◆ REQUIREMENT
Those lines of the records that contain "White" are to be located and copied.

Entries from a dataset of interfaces
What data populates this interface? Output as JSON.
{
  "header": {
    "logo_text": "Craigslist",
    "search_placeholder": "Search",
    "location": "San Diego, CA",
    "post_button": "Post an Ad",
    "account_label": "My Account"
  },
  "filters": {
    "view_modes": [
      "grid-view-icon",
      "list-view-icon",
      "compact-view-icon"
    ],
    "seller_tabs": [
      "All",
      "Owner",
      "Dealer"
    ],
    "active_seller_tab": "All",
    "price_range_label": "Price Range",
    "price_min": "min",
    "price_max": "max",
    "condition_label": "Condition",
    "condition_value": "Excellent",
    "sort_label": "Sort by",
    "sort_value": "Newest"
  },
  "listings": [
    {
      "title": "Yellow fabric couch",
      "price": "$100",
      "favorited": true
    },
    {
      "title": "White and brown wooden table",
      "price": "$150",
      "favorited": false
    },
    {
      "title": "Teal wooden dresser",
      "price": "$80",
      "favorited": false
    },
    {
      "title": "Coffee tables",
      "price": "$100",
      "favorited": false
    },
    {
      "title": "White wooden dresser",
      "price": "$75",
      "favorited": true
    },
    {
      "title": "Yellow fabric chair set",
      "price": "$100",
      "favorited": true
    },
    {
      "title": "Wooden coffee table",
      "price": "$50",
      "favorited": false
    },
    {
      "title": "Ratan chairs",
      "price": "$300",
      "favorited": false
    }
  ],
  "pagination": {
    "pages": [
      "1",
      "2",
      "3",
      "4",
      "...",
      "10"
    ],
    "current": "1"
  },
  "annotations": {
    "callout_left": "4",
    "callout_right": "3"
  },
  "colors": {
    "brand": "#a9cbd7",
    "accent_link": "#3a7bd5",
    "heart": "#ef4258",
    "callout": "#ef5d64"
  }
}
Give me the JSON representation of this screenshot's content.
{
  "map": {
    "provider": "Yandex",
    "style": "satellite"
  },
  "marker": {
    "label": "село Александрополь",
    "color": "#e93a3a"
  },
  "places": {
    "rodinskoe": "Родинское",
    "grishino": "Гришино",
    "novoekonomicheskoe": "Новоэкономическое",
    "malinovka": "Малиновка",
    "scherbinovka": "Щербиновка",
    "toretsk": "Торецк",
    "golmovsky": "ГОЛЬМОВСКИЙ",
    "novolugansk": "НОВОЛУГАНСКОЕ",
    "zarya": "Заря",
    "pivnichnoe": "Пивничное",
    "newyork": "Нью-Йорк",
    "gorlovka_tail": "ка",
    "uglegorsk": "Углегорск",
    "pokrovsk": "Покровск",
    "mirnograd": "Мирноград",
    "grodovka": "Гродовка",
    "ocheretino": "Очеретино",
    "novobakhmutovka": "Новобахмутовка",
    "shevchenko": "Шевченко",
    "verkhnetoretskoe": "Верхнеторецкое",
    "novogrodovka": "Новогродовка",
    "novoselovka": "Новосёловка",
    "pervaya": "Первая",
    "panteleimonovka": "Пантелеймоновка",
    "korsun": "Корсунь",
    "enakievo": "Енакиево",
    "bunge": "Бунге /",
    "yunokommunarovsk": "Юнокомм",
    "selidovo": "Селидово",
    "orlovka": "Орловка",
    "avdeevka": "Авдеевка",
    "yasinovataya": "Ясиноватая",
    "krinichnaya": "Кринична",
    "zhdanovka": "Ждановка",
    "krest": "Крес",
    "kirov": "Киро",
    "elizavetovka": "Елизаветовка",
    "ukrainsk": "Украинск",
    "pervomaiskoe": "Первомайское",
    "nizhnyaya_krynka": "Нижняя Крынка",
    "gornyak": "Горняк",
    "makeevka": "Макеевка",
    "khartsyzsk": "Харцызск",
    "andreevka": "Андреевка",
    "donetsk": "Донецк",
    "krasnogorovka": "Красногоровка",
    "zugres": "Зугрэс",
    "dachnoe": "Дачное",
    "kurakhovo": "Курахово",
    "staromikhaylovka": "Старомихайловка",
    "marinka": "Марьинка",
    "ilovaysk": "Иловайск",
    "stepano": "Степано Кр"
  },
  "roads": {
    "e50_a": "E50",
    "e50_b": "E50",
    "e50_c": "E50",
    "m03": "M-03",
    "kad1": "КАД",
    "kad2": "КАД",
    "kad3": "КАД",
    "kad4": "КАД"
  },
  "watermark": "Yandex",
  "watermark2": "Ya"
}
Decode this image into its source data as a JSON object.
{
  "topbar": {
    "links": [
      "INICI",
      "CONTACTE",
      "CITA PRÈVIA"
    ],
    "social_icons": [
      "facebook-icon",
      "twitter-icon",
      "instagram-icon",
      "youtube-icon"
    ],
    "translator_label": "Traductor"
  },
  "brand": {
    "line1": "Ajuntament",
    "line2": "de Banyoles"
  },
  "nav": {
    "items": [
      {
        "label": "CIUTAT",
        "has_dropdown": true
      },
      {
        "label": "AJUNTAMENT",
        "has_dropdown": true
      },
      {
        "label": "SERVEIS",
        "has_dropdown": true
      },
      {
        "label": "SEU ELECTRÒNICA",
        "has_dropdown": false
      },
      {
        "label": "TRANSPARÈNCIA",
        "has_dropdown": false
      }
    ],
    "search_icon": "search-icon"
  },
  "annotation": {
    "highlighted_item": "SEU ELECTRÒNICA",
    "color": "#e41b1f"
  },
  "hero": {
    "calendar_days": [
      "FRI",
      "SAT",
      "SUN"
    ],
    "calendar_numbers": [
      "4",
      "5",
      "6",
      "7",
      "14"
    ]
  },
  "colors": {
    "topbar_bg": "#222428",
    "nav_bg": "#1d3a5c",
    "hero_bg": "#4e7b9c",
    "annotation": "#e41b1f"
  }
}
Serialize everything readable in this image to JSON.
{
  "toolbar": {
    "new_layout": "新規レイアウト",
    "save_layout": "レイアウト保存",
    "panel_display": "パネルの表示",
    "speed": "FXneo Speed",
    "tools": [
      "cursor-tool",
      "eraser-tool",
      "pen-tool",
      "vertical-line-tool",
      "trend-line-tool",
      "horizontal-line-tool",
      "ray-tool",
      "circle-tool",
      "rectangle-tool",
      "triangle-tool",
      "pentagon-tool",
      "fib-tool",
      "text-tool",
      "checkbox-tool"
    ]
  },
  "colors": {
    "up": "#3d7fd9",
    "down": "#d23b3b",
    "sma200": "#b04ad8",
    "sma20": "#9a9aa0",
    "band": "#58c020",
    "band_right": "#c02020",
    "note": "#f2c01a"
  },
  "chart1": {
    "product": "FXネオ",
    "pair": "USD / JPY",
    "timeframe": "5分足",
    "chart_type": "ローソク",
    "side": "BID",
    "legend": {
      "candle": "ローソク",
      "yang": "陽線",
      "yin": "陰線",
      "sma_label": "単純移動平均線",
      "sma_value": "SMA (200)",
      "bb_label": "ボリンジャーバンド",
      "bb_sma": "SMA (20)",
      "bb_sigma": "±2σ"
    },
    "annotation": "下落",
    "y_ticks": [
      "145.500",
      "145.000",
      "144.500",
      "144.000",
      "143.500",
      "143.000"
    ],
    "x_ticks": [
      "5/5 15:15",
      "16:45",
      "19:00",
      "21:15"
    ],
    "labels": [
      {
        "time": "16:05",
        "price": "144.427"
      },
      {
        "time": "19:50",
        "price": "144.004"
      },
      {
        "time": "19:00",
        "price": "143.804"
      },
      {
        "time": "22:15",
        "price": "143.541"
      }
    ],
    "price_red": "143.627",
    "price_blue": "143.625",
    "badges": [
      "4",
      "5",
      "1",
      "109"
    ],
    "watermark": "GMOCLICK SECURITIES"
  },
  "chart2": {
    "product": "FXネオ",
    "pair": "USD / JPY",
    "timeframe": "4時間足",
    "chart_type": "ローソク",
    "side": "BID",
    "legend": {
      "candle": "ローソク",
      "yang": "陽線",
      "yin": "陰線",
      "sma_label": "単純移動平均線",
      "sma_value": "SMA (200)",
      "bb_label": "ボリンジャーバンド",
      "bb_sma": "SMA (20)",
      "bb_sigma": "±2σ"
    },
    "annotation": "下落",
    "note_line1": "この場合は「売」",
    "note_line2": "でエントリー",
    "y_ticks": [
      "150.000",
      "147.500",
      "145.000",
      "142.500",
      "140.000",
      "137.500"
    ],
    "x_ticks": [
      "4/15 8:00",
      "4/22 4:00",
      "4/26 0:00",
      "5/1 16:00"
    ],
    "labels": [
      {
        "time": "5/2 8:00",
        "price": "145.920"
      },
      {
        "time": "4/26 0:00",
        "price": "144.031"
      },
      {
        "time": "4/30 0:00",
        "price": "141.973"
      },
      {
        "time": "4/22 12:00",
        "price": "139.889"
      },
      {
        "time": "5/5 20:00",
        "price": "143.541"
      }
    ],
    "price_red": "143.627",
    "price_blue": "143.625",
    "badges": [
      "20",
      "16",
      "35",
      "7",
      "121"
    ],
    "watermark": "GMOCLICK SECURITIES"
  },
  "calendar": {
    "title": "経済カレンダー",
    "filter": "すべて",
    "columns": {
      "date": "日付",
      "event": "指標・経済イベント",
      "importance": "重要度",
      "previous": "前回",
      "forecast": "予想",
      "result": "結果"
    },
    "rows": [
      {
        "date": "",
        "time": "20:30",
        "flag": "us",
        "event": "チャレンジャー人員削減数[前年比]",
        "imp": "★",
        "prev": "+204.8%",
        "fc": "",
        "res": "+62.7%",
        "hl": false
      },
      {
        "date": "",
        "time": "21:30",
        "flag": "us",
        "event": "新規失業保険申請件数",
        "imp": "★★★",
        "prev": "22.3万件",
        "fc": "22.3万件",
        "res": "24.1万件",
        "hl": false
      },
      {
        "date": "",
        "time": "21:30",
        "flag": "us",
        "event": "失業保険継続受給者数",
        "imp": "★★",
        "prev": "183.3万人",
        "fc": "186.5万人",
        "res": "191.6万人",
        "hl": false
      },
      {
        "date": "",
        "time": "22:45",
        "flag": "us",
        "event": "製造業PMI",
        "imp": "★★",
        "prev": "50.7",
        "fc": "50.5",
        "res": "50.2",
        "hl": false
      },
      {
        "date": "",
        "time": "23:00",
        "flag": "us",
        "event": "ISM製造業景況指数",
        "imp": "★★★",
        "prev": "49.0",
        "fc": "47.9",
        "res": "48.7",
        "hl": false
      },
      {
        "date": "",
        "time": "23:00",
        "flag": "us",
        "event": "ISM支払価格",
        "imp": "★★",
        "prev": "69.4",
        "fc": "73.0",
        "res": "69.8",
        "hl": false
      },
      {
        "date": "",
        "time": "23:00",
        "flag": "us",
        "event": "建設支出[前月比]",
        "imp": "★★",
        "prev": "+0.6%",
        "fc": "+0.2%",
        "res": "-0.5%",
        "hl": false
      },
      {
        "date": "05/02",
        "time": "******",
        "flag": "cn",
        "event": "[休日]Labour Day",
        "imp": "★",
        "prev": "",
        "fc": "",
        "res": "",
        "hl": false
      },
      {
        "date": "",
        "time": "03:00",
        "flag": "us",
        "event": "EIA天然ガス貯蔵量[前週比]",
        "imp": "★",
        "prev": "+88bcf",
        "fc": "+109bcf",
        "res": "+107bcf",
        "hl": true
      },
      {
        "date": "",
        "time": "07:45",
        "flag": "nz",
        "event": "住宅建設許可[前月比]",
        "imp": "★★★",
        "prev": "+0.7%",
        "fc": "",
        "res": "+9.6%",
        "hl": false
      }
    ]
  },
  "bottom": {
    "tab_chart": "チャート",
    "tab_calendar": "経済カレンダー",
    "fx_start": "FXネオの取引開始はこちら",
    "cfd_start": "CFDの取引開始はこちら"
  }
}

◆ WRITTEN RESPONSE
      "title": "White and brown wooden table",
      "title": "White wooden dresser",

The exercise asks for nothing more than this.